Interface dataset entries:
==============================
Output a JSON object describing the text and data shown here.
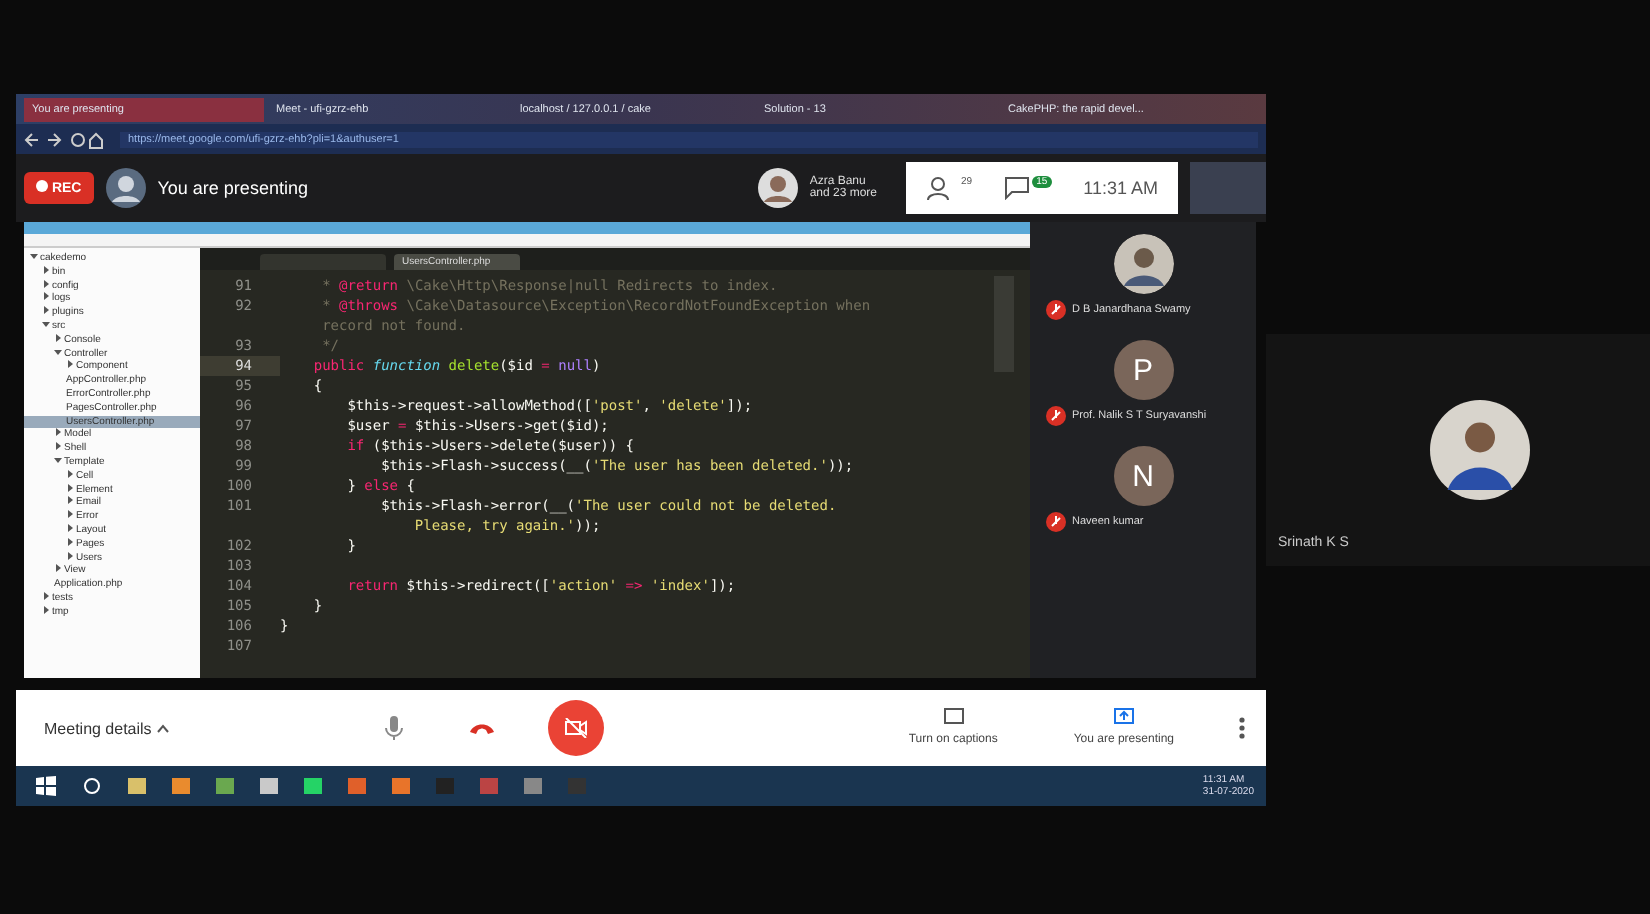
{
  "browser": {
    "tabs": [
      {
        "title": "You are presenting",
        "selected": true
      },
      {
        "title": "Meet - ufi-gzrz-ehb",
        "selected": false
      },
      {
        "title": "localhost / 127.0.0.1 / cake",
        "selected": false
      },
      {
        "title": "Solution - 13",
        "selected": false
      },
      {
        "title": "CakePHP: the rapid devel...",
        "selected": false
      }
    ],
    "url": "https://meet.google.com/ufi-gzrz-ehb?pli=1&authuser=1"
  },
  "meet_bar": {
    "rec": "REC",
    "status": "You are presenting",
    "viewer_name": "Azra Banu",
    "viewer_more": "and 23 more",
    "people_count": "29",
    "chat_count": "15",
    "time": "11:31 AM"
  },
  "ide": {
    "tree": [
      {
        "name": "cakedemo",
        "expanded": true,
        "selected": false,
        "children": [
          {
            "name": "bin",
            "expanded": false,
            "selected": false
          },
          {
            "name": "config",
            "expanded": false,
            "selected": false
          },
          {
            "name": "logs",
            "expanded": false,
            "selected": false
          },
          {
            "name": "plugins",
            "expanded": false,
            "selected": false
          },
          {
            "name": "src",
            "expanded": true,
            "selected": false,
            "children": [
              {
                "name": "Console",
                "expanded": false,
                "selected": false
              },
              {
                "name": "Controller",
                "expanded": true,
                "selected": false,
                "children": [
                  {
                    "name": "Component",
                    "expanded": false,
                    "selected": false
                  },
                  {
                    "name": "AppController.php",
                    "selected": false
                  },
                  {
                    "name": "ErrorController.php",
                    "selected": false
                  },
                  {
                    "name": "PagesController.php",
                    "selected": false
                  },
                  {
                    "name": "UsersController.php",
                    "selected": true
                  }
                ]
              },
              {
                "name": "Model",
                "expanded": false,
                "selected": false
              },
              {
                "name": "Shell",
                "expanded": false,
                "selected": false
              },
              {
                "name": "Template",
                "expanded": true,
                "selected": false,
                "children": [
                  {
                    "name": "Cell",
                    "expanded": false,
                    "selected": false
                  },
                  {
                    "name": "Element",
                    "expanded": false,
                    "selected": false
                  },
                  {
                    "name": "Email",
                    "expanded": false,
                    "selected": false
                  },
                  {
                    "name": "Error",
                    "expanded": false,
                    "selected": false
                  },
                  {
                    "name": "Layout",
                    "expanded": false,
                    "selected": false
                  },
                  {
                    "name": "Pages",
                    "expanded": false,
                    "selected": false
                  },
                  {
                    "name": "Users",
                    "expanded": false,
                    "selected": false
                  }
                ]
              },
              {
                "name": "View",
                "expanded": false,
                "selected": false
              },
              {
                "name": "Application.php",
                "selected": false
              }
            ]
          },
          {
            "name": "tests",
            "expanded": false,
            "selected": false
          },
          {
            "name": "tmp",
            "expanded": false,
            "selected": false
          }
        ]
      }
    ],
    "editor_tabs": [
      {
        "title": "UsersController.php",
        "selected": true
      }
    ],
    "lines": [
      {
        "number": "91",
        "current": false,
        "segments": [
          {
            "kind": "comment",
            "text": "     * "
          },
          {
            "kind": "tag",
            "text": "@return"
          },
          {
            "kind": "comment",
            "text": " \\Cake\\Http\\Response|null Redirects to index."
          }
        ]
      },
      {
        "number": "92",
        "current": false,
        "segments": [
          {
            "kind": "comment",
            "text": "     * "
          },
          {
            "kind": "tag",
            "text": "@throws"
          },
          {
            "kind": "comment",
            "text": " \\Cake\\Datasource\\Exception\\RecordNotFoundException when"
          }
        ]
      },
      {
        "segments": [
          {
            "kind": "comment",
            "text": "     record not found."
          }
        ]
      },
      {
        "number": "93",
        "current": false,
        "segments": [
          {
            "kind": "comment",
            "text": "     */"
          }
        ]
      },
      {
        "number": "94",
        "current": true,
        "segments": [
          {
            "kind": "keyword",
            "text": "    public "
          },
          {
            "kind": "storage",
            "text": "function "
          },
          {
            "kind": "func",
            "text": "delete"
          },
          {
            "kind": "plain",
            "text": "($id "
          },
          {
            "kind": "op",
            "text": "= "
          },
          {
            "kind": "constant",
            "text": "null"
          },
          {
            "kind": "plain",
            "text": ")"
          }
        ]
      },
      {
        "number": "95",
        "current": false,
        "segments": [
          {
            "kind": "plain",
            "text": "    {"
          }
        ]
      },
      {
        "number": "96",
        "current": false,
        "segments": [
          {
            "kind": "plain",
            "text": "        $this->request->allowMethod(["
          },
          {
            "kind": "string",
            "text": "'post'"
          },
          {
            "kind": "plain",
            "text": ", "
          },
          {
            "kind": "string",
            "text": "'delete'"
          },
          {
            "kind": "plain",
            "text": "]);"
          }
        ]
      },
      {
        "number": "97",
        "current": false,
        "segments": [
          {
            "kind": "plain",
            "text": "        $user "
          },
          {
            "kind": "op",
            "text": "="
          },
          {
            "kind": "plain",
            "text": " $this->Users->get($id);"
          }
        ]
      },
      {
        "number": "98",
        "current": false,
        "segments": [
          {
            "kind": "keyword",
            "text": "        if"
          },
          {
            "kind": "plain",
            "text": " ($this->Users->delete($user)) {"
          }
        ]
      },
      {
        "number": "99",
        "current": false,
        "segments": [
          {
            "kind": "plain",
            "text": "            $this->Flash->success(__("
          },
          {
            "kind": "string",
            "text": "'The user has been deleted.'"
          },
          {
            "kind": "plain",
            "text": "));"
          }
        ]
      },
      {
        "number": "100",
        "current": false,
        "segments": [
          {
            "kind": "plain",
            "text": "        } "
          },
          {
            "kind": "keyword",
            "text": "else"
          },
          {
            "kind": "plain",
            "text": " {"
          }
        ]
      },
      {
        "number": "101",
        "current": false,
        "segments": [
          {
            "kind": "plain",
            "text": "            $this->Flash->error(__("
          },
          {
            "kind": "string",
            "text": "'The user could not be deleted."
          }
        ]
      },
      {
        "segments": [
          {
            "kind": "string",
            "text": "                Please, try again.'"
          },
          {
            "kind": "plain",
            "text": "));"
          }
        ]
      },
      {
        "number": "102",
        "current": false,
        "segments": [
          {
            "kind": "plain",
            "text": "        }"
          }
        ]
      },
      {
        "number": "103",
        "current": false
      },
      {
        "number": "104",
        "current": false,
        "segments": [
          {
            "kind": "keyword",
            "text": "        return"
          },
          {
            "kind": "plain",
            "text": " $this->redirect(["
          },
          {
            "kind": "string",
            "text": "'action'"
          },
          {
            "kind": "op",
            "text": " => "
          },
          {
            "kind": "string",
            "text": "'index'"
          },
          {
            "kind": "plain",
            "text": "]);"
          }
        ]
      },
      {
        "number": "105",
        "current": false,
        "segments": [
          {
            "kind": "plain",
            "text": "    }"
          }
        ]
      },
      {
        "number": "106",
        "current": false,
        "segments": [
          {
            "kind": "plain",
            "text": "}"
          }
        ]
      },
      {
        "number": "107",
        "current": false
      }
    ]
  },
  "participants": [
    {
      "name": "D B Janardhana Swamy",
      "kind": "photo",
      "muted": true
    },
    {
      "name": "Prof. Nalik S T Suryavanshi",
      "kind": "letter",
      "letter": "P",
      "muted": true
    },
    {
      "name": "Naveen kumar",
      "kind": "letter",
      "letter": "N",
      "muted": true
    }
  ],
  "main_tile": {
    "name": "Srinath K S"
  },
  "bottom_bar": {
    "details": "Meeting details",
    "captions": "Turn on captions",
    "presenting": "You are presenting"
  },
  "taskbar": {
    "time": "11:31 AM",
    "date": "31-07-2020"
  }
}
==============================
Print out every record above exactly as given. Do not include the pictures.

• **The completed task**:
Output a JSON object describing the text and data shown here.
{
  "browser": {
    "tabs": [
      {
        "title": "You are presenting",
        "selected": true
      },
      {
        "title": "Meet - ufi-gzrz-ehb",
        "selected": false
      },
      {
        "title": "localhost / 127.0.0.1 / cake",
        "selected": false
      },
      {
        "title": "Solution - 13",
        "selected": false
      },
      {
        "title": "CakePHP: the rapid devel...",
        "selected": false
      }
    ],
    "url": "https://meet.google.com/ufi-gzrz-ehb?pli=1&authuser=1"
  },
  "meet_bar": {
    "rec": "REC",
    "status": "You are presenting",
    "viewer_name": "Azra Banu",
    "viewer_more": "and 23 more",
    "people_count": "29",
    "chat_count": "15",
    "time": "11:31 AM"
  },
  "ide": {
    "tree": [
      {
        "name": "cakedemo",
        "expanded": true,
        "selected": false,
        "children": [
          {
            "name": "bin",
            "expanded": false,
            "selected": false
          },
          {
            "name": "config",
            "expanded": false,
            "selected": false
          },
          {
            "name": "logs",
            "expanded": false,
            "selected": false
          },
          {
            "name": "plugins",
            "expanded": false,
            "selected": false
          },
          {
            "name": "src",
            "expanded": true,
            "selected": false,
            "children": [
              {
                "name": "Console",
                "expanded": false,
                "selected": false
              },
              {
                "name": "Controller",
                "expanded": true,
                "selected": false,
                "children": [
                  {
                    "name": "Component",
                    "expanded": false,
                    "selected": false
                  },
                  {
                    "name": "AppController.php",
                    "selected": false
                  },
                  {
                    "name": "ErrorController.php",
                    "selected": false
                  },
                  {
                    "name": "PagesController.php",
                    "selected": false
                  },
                  {
                    "name": "UsersController.php",
                    "selected": true
                  }
                ]
              },
              {
                "name": "Model",
                "expanded": false,
                "selected": false
              },
              {
                "name": "Shell",
                "expanded": false,
                "selected": false
              },
              {
                "name": "Template",
                "expanded": true,
                "selected": false,
                "children": [
                  {
                    "name": "Cell",
                    "expanded": false,
                    "selected": false
                  },
                  {
                    "name": "Element",
                    "expanded": false,
                    "selected": false
                  },
                  {
                    "name": "Email",
                    "expanded": false,
                    "selected": false
                  },
                  {
                    "name": "Error",
                    "expanded": false,
                    "selected": false
                  },
                  {
                    "name": "Layout",
                    "expanded": false,
                    "selected": false
                  },
                  {
                    "name": "Pages",
                    "expanded": false,
                    "selected": false
                  },
                  {
                    "name": "Users",
                    "expanded": false,
                    "selected": false
                  }
                ]
              },
              {
                "name": "View",
                "expanded": false,
                "selected": false
              },
              {
                "name": "Application.php",
                "selected": false
              }
            ]
          },
          {
            "name": "tests",
            "expanded": false,
            "selected": false
          },
          {
            "name": "tmp",
            "expanded": false,
            "selected": false
          }
        ]
      }
    ],
    "editor_tabs": [
      {
        "title": "UsersController.php",
        "selected": true
      }
    ],
    "lines": [
      {
        "number": "91",
        "current": false,
        "segments": [
          {
            "kind": "comment",
            "text": "     * "
          },
          {
            "kind": "tag",
            "text": "@return"
          },
          {
            "kind": "comment",
            "text": " \\Cake\\Http\\Response|null Redirects to index."
          }
        ]
      },
      {
        "number": "92",
        "current": false,
        "segments": [
          {
            "kind": "comment",
            "text": "     * "
          },
          {
            "kind": "tag",
            "text": "@throws"
          },
          {
            "kind": "comment",
            "text": " \\Cake\\Datasource\\Exception\\RecordNotFoundException when"
          }
        ]
      },
      {
        "segments": [
          {
            "kind": "comment",
            "text": "     record not found."
          }
        ]
      },
      {
        "number": "93",
        "current": false,
        "segments": [
          {
            "kind": "comment",
            "text": "     */"
          }
        ]
      },
      {
        "number": "94",
        "current": true,
        "segments": [
          {
            "kind": "keyword",
            "text": "    public "
          },
          {
            "kind": "storage",
            "text": "function "
          },
          {
            "kind": "func",
            "text": "delete"
          },
          {
            "kind": "plain",
            "text": "($id "
          },
          {
            "kind": "op",
            "text": "= "
          },
          {
            "kind": "constant",
            "text": "null"
          },
          {
            "kind": "plain",
            "text": ")"
          }
        ]
      },
      {
        "number": "95",
        "current": false,
        "segments": [
          {
            "kind": "plain",
            "text": "    {"
          }
        ]
      },
      {
        "number": "96",
        "current": false,
        "segments": [
          {
            "kind": "plain",
            "text": "        $this->request->allowMethod(["
          },
          {
            "kind": "string",
            "text": "'post'"
          },
          {
            "kind": "plain",
            "text": ", "
          },
          {
            "kind": "string",
            "text": "'delete'"
          },
          {
            "kind": "plain",
            "text": "]);"
          }
        ]
      },
      {
        "number": "97",
        "current": false,
        "segments": [
          {
            "kind": "plain",
            "text": "        $user "
          },
          {
            "kind": "op",
            "text": "="
          },
          {
            "kind": "plain",
            "text": " $this->Users->get($id);"
          }
        ]
      },
      {
        "number": "98",
        "current": false,
        "segments": [
          {
            "kind": "keyword",
            "text": "        if"
          },
          {
            "kind": "plain",
            "text": " ($this->Users->delete($user)) {"
          }
        ]
      },
      {
        "number": "99",
        "current": false,
        "segments": [
          {
            "kind": "plain",
            "text": "            $this->Flash->success(__("
          },
          {
            "kind": "string",
            "text": "'The user has been deleted.'"
          },
          {
            "kind": "plain",
            "text": "));"
          }
        ]
      },
      {
        "number": "100",
        "current": false,
        "segments": [
          {
            "kind": "plain",
            "text": "        } "
          },
          {
            "kind": "keyword",
            "text": "else"
          },
          {
            "kind": "plain",
            "text": " {"
          }
        ]
      },
      {
        "number": "101",
        "current": false,
        "segments": [
          {
            "kind": "plain",
            "text": "            $this->Flash->error(__("
          },
          {
            "kind": "string",
            "text": "'The user could not be deleted."
          }
        ]
      },
      {
        "segments": [
          {
            "kind": "string",
            "text": "                Please, try again.'"
          },
          {
            "kind": "plain",
            "text": "));"
          }
        ]
      },
      {
        "number": "102",
        "current": false,
        "segments": [
          {
            "kind": "plain",
            "text": "        }"
          }
        ]
      },
      {
        "number": "103",
        "current": false
      },
      {
        "number": "104",
        "current": false,
        "segments": [
          {
            "kind": "keyword",
            "text": "        return"
          },
          {
            "kind": "plain",
            "text": " $this->redirect(["
          },
          {
            "kind": "string",
            "text": "'action'"
          },
          {
            "kind": "op",
            "text": " => "
          },
          {
            "kind": "string",
            "text": "'index'"
          },
          {
            "kind": "plain",
            "text": "]);"
          }
        ]
      },
      {
        "number": "105",
        "current": false,
        "segments": [
          {
            "kind": "plain",
            "text": "    }"
          }
        ]
      },
      {
        "number": "106",
        "current": false,
        "segments": [
          {
            "kind": "plain",
            "text": "}"
          }
        ]
      },
      {
        "number": "107",
        "current": false
      }
    ]
  },
  "participants": [
    {
      "name": "D B Janardhana Swamy",
      "kind": "photo",
      "muted": true
    },
    {
      "name": "Prof. Nalik S T Suryavanshi",
      "kind": "letter",
      "letter": "P",
      "muted": true
    },
    {
      "name": "Naveen kumar",
      "kind": "letter",
      "letter": "N",
      "muted": true
    }
  ],
  "main_tile": {
    "name": "Srinath K S"
  },
  "bottom_bar": {
    "details": "Meeting details",
    "captions": "Turn on captions",
    "presenting": "You are presenting"
  },
  "taskbar": {
    "time": "11:31 AM",
    "date": "31-07-2020"
  }
}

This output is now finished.